There is also the option of staying indoors and pitching in as a feeder watcher. If you have a feeder within the count circle, this is a fun and easy way to participate. (Remember: the feeder MUST be within the count circle, otherwise the data is invalid for our count – simply type your address into Google Maps to make sure, or check with me). Like field observers, you may sign up to participate for any length of time – from one hour to all day. Contact feeder watch coordinator Kurt Hagemeister for more information, to sign up, or to get feeder watch forms.

Best of all (in my humble opinion), the real fun and excitement happens at the end of the day at the potluck supper, when the final results are tallied and announced after dessert. For the past few years now, the potluck supper has been held at the meeting room of the Matthaei Botanical Gardens (MBG) - all participants are invited! If you plan to attend, please contact the potluck coordinator Nicole Sefton to let us know you are coming and to coordinate dishes – please note that alcohol is not permitted on the MBG premises. The MBG are located at 1800 N Dixboro Rd, just about one mile south of Plymouth Rd in Ann Arbor. Please note that the University of Michigan has recently instituted a $1.20/hour fee at the Bot Gardens. Area leaders can give directions if you need them; plan to gather there around 5:30-6:00 p.m.

Please remember that the CBC is run entirely by volunteers and can always use your help. Consider helping out with the potluck set-up and clean-up: it is exceedingly helpful to arrive early at the potluck site, lend a hand setting up tables and chairs, and help prepare for the arrival and arrangement of food. This may also entail getting supplies such as tablecloths, plates, etc. (costs will be reimbursed by WAS). After the supper, we will need to clean up as well. Remember: many hands make light work!
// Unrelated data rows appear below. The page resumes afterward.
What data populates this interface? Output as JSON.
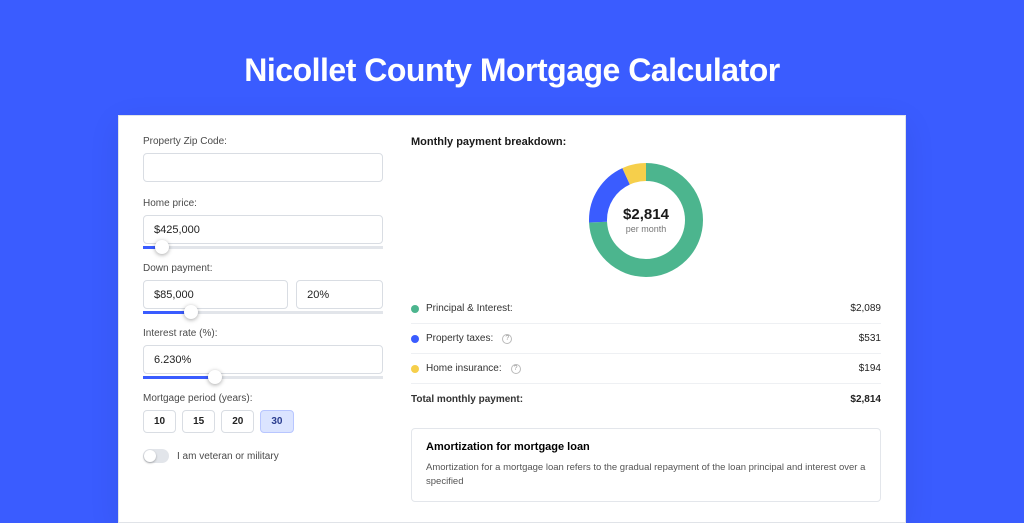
{
  "title": "Nicollet County Mortgage Calculator",
  "form": {
    "zip": {
      "label": "Property Zip Code:",
      "value": ""
    },
    "home_price": {
      "label": "Home price:",
      "value": "$425,000",
      "slider_pct": 8
    },
    "down_payment": {
      "label": "Down payment:",
      "amount": "$85,000",
      "pct": "20%",
      "slider_pct": 20
    },
    "interest_rate": {
      "label": "Interest rate (%):",
      "value": "6.230%",
      "slider_pct": 30
    },
    "period": {
      "label": "Mortgage period (years):",
      "options": [
        "10",
        "15",
        "20",
        "30"
      ],
      "selected": "30"
    },
    "veteran": {
      "label": "I am veteran or military",
      "on": false
    }
  },
  "breakdown": {
    "title": "Monthly payment breakdown:",
    "center_amount": "$2,814",
    "center_sub": "per month",
    "items": [
      {
        "dot": "#4cb58e",
        "label": "Principal & Interest:",
        "value": "$2,089",
        "info": false
      },
      {
        "dot": "#3a5cff",
        "label": "Property taxes:",
        "value": "$531",
        "info": true
      },
      {
        "dot": "#f6cf4b",
        "label": "Home insurance:",
        "value": "$194",
        "info": true
      }
    ],
    "total_label": "Total monthly payment:",
    "total_value": "$2,814"
  },
  "chart_data": {
    "type": "pie",
    "title": "Monthly payment breakdown",
    "series": [
      {
        "name": "Principal & Interest",
        "value": 2089,
        "color": "#4cb58e"
      },
      {
        "name": "Property taxes",
        "value": 531,
        "color": "#3a5cff"
      },
      {
        "name": "Home insurance",
        "value": 194,
        "color": "#f6cf4b"
      }
    ],
    "total": 2814
  },
  "amortization": {
    "title": "Amortization for mortgage loan",
    "text": "Amortization for a mortgage loan refers to the gradual repayment of the loan principal and interest over a specified"
  }
}
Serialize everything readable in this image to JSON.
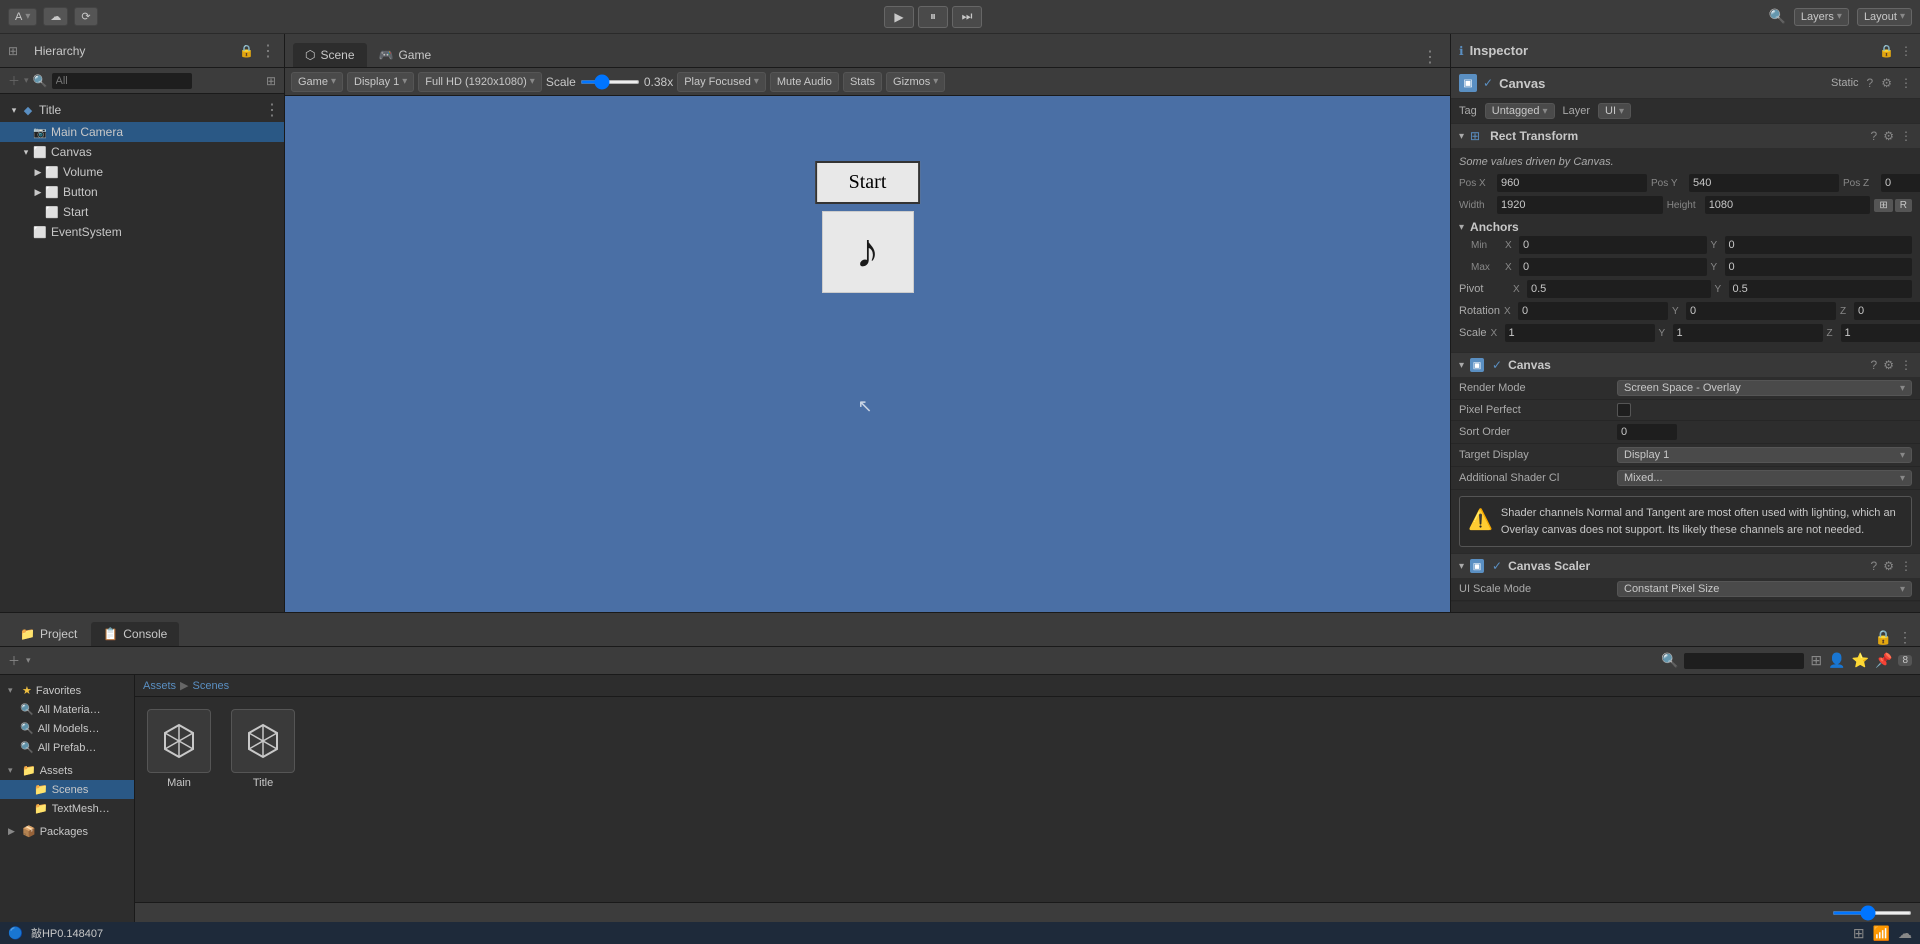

Information regarding the count will also be available on the Ann Arbor CBC web page where any updates will be posted as the count day approaches. Please keep an eye on http://www.washtenawaudubon.org/ for news and updates regarding the event.

Click here to go to the CBC web page for more information and to sign up using our online form!